* WHAT IS REQUIRED:
Return every line of the listing that includes the string "原文件目录".

* MATERIAL FOR THIS EXERCISE:
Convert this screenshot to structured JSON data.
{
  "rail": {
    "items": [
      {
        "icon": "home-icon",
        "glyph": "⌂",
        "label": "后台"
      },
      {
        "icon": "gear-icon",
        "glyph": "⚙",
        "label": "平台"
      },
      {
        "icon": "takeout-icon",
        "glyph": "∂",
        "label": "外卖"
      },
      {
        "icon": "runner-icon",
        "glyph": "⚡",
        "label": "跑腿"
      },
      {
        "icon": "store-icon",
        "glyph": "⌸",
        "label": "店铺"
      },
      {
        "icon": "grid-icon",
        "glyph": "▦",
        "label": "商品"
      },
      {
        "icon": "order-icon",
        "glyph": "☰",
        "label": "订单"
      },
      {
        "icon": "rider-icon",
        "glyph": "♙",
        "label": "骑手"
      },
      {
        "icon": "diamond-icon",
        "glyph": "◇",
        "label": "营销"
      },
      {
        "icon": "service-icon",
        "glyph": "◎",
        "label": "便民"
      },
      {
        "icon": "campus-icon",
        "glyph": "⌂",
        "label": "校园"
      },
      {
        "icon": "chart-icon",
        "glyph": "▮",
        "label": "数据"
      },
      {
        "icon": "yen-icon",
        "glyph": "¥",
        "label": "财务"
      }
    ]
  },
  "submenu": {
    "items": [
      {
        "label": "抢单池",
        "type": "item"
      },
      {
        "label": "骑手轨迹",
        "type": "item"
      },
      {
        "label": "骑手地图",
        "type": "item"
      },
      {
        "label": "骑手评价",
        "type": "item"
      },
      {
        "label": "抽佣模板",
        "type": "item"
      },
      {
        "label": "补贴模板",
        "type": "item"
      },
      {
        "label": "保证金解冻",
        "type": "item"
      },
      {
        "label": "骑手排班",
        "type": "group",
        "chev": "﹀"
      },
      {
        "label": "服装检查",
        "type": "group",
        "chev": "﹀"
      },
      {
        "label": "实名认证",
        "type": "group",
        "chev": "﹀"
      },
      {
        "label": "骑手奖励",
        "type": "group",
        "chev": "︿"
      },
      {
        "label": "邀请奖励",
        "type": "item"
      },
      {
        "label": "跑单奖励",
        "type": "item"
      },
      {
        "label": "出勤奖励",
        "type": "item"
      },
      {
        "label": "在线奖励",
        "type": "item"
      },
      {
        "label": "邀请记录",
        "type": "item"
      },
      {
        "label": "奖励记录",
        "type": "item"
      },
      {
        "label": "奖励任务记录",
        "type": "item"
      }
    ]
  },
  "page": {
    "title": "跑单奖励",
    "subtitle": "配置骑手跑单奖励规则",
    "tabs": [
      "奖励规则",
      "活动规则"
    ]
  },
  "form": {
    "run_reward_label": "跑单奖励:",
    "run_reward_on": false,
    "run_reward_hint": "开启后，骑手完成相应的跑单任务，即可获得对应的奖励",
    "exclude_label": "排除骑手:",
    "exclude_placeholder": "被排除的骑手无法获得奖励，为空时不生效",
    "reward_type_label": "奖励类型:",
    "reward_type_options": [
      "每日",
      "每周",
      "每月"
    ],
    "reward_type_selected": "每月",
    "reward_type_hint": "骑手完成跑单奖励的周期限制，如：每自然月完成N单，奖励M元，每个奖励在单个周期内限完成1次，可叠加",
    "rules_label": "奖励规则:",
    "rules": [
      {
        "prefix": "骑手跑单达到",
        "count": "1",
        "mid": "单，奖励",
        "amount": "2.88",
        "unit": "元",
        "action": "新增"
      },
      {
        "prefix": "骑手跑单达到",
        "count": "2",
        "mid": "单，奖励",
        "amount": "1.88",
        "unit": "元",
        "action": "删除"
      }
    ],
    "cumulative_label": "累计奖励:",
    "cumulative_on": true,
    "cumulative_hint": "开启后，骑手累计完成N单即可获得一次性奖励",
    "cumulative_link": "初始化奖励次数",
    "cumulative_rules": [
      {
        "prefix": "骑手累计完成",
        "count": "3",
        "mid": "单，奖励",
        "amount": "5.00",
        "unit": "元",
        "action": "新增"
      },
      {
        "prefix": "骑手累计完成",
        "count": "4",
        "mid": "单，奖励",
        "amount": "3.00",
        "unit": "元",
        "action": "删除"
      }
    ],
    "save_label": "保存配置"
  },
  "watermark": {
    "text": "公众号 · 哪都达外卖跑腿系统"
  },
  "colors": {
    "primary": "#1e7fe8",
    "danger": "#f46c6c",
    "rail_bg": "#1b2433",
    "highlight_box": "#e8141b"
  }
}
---
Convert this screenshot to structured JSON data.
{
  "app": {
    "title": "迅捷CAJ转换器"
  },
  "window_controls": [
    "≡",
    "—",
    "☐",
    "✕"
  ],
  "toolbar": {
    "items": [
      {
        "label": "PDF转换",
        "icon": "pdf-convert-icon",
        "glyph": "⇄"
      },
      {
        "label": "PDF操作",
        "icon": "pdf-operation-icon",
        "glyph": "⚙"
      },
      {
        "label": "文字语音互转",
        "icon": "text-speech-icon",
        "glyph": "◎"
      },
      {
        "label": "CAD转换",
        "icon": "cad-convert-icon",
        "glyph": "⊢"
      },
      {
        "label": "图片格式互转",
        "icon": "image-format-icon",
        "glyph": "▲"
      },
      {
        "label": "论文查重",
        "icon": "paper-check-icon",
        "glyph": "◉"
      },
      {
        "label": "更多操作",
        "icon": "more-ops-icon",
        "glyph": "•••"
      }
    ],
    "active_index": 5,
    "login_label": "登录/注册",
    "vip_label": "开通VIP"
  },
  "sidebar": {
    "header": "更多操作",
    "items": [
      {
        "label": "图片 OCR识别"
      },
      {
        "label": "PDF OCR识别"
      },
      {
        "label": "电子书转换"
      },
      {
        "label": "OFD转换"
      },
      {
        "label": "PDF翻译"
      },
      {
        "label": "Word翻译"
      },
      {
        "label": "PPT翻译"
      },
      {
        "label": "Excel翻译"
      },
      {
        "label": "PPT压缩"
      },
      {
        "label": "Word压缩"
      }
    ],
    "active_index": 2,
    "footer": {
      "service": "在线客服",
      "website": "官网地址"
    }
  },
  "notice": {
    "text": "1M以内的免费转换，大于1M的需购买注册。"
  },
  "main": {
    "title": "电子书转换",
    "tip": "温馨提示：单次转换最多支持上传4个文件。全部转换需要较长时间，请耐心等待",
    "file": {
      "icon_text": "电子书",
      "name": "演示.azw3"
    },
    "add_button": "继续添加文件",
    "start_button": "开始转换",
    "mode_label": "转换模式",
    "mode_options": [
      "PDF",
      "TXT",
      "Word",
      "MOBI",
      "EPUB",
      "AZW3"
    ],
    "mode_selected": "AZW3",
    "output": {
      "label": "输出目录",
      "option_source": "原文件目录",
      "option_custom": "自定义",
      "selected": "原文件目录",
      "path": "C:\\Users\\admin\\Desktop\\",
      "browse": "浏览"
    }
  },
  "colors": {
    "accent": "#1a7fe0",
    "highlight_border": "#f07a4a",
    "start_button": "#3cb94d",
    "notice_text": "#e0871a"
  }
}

* PROBLEM SOLUTION:
      "option_source": "原文件目录",
      "selected": "原文件目录",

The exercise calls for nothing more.